Yousafzai, 20, said on Sunday that she was “still waiting” for Suu Kyi to condemn the “tragic and shameful treatment” of the Rohingya community.
“Today we have seen pictures of small children killed by Myanmar’s security forces,” wrote Yousafzai, who was awarded the Nobel Prize at the age of 17. “These children attacked no one, but still their homes were burned to the ground.”
“The world is waiting and the Rohingya Muslims are waiting” for Suu Kyi to act, Yousafzai continued.
Suu Kyi, who earned international fame after Myanmar’s military government placed her under house arrest in the 1990s, has been roundlycriticized this weekby the international community for failing to stand up to the Myanmar military on behalf of the Rohingya — a stateless, ethnic Muslim group described as “the world’s most persecuted minority.”
Since the end of August, more than 70,000 Rohingya have fled from Buddhist-majority Myanmar to neighboring Bangladesh, according to the United Nations High Commissioner for Refugees. Hundreds — if not thousands — of Rohingya are believed to have died in clashes between the Myanmar army and the Arakan Rohingya Salvation Army, a militant group.
Refugees have accused the Myanmar military of indiscriminately killing civilians, including children; razing entire villages; and committing rape and torture.

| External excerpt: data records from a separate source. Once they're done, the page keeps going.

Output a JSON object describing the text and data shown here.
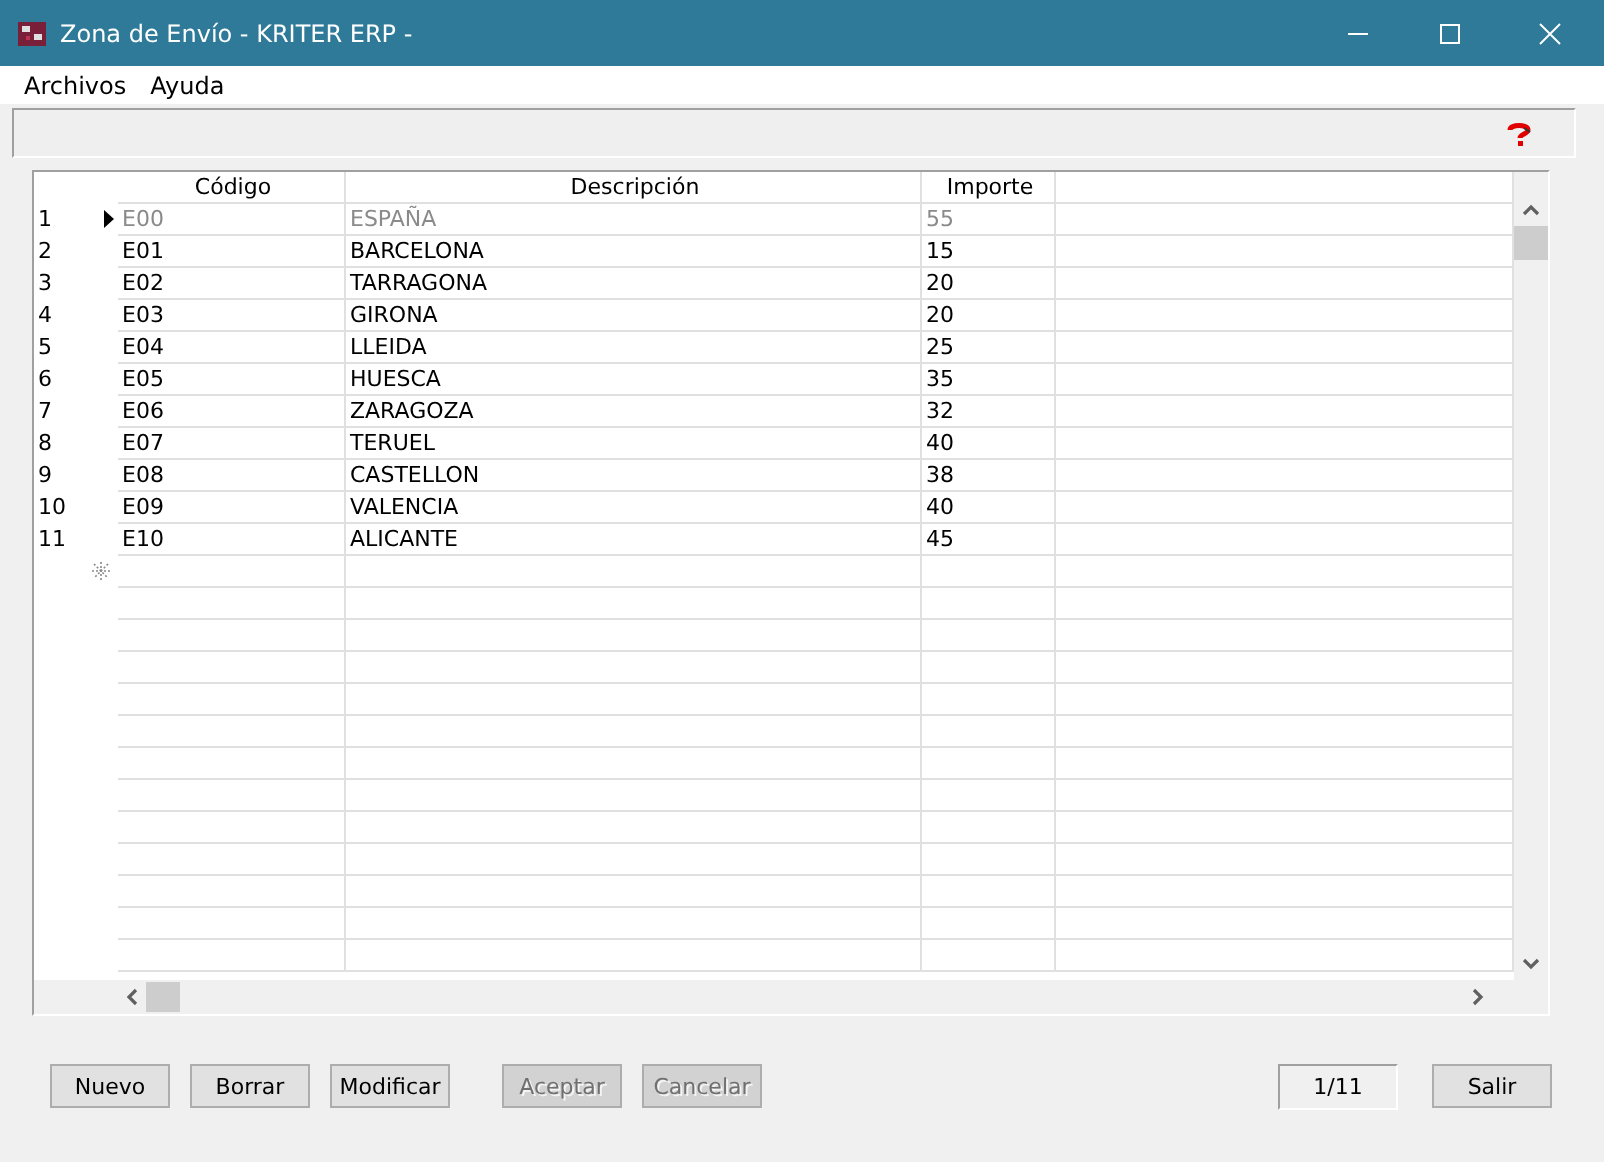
{
  "window": {
    "title": "Zona de Envío - KRITER ERP -"
  },
  "menu": [
    "Archivos",
    "Ayuda"
  ],
  "table": {
    "columns": [
      "Código",
      "Descripción",
      "Importe"
    ],
    "rows": [
      {
        "number": "1",
        "selected": true,
        "cells": [
          "E00",
          "ESPAÑA",
          "55"
        ]
      },
      {
        "number": "2",
        "selected": false,
        "cells": [
          "E01",
          "BARCELONA",
          "15"
        ]
      },
      {
        "number": "3",
        "selected": false,
        "cells": [
          "E02",
          "TARRAGONA",
          "20"
        ]
      },
      {
        "number": "4",
        "selected": false,
        "cells": [
          "E03",
          "GIRONA",
          "20"
        ]
      },
      {
        "number": "5",
        "selected": false,
        "cells": [
          "E04",
          "LLEIDA",
          "25"
        ]
      },
      {
        "number": "6",
        "selected": false,
        "cells": [
          "E05",
          "HUESCA",
          "35"
        ]
      },
      {
        "number": "7",
        "selected": false,
        "cells": [
          "E06",
          "ZARAGOZA",
          "32"
        ]
      },
      {
        "number": "8",
        "selected": false,
        "cells": [
          "E07",
          "TERUEL",
          "40"
        ]
      },
      {
        "number": "9",
        "selected": false,
        "cells": [
          "E08",
          "CASTELLON",
          "38"
        ]
      },
      {
        "number": "10",
        "selected": false,
        "cells": [
          "E09",
          "VALENCIA",
          "40"
        ]
      },
      {
        "number": "11",
        "selected": false,
        "cells": [
          "E10",
          "ALICANTE",
          "45"
        ]
      }
    ]
  },
  "buttons": [
    {
      "label": "Nuevo",
      "disabled": false
    },
    {
      "label": "Borrar",
      "disabled": false
    },
    {
      "label": "Modificar",
      "disabled": false
    },
    {
      "label": "Aceptar",
      "disabled": true
    },
    {
      "label": "Cancelar",
      "disabled": true
    }
  ],
  "record_counter": "1/11",
  "exit_button": {
    "label": "Salir",
    "disabled": false
  }
}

“Everything ... destroyed by the military,” a Rohingya refugee named Mohammed Harun told CNN. “Genocide is going on there.”
Suu Kyi has yet to react publicly on the latest violence in Rakhine state, reported Channel NewsAsia on Monday.
Her government, however, has previously blocked attempts by the United Nations to investigate allegations of the Myanmar army committing human rights violations in Rakhine state.
“Daw Aung San Suu Kyi said we would not coordinate with the U.N. fact-finding mission as we have disassociated ourselves from the resolution because we do not think that the resolution is in keeping with what is actually happening on the ground,” said an official in June, according to Radio Free Asia.
Suu Kyi’s government, which does not recognize the Rohingya as an ethnic group of Myanmar, has blamed the violence in Rakhine on “extremist terrorists.”
In an op-ed published Friday, the editorial board of The Washington Post reminded Suu Kyi of her Nobel lecture in 2012, in which she urged the world not to forget those who are suffering.
“Wherever suffering is ignored, there will be the seeds of conflict, for suffering degrades and embitters and enrages,” she said then.
“When will Aung San Suu Kyi speak out” for the suffering of the Rohingya, the editorial questioned.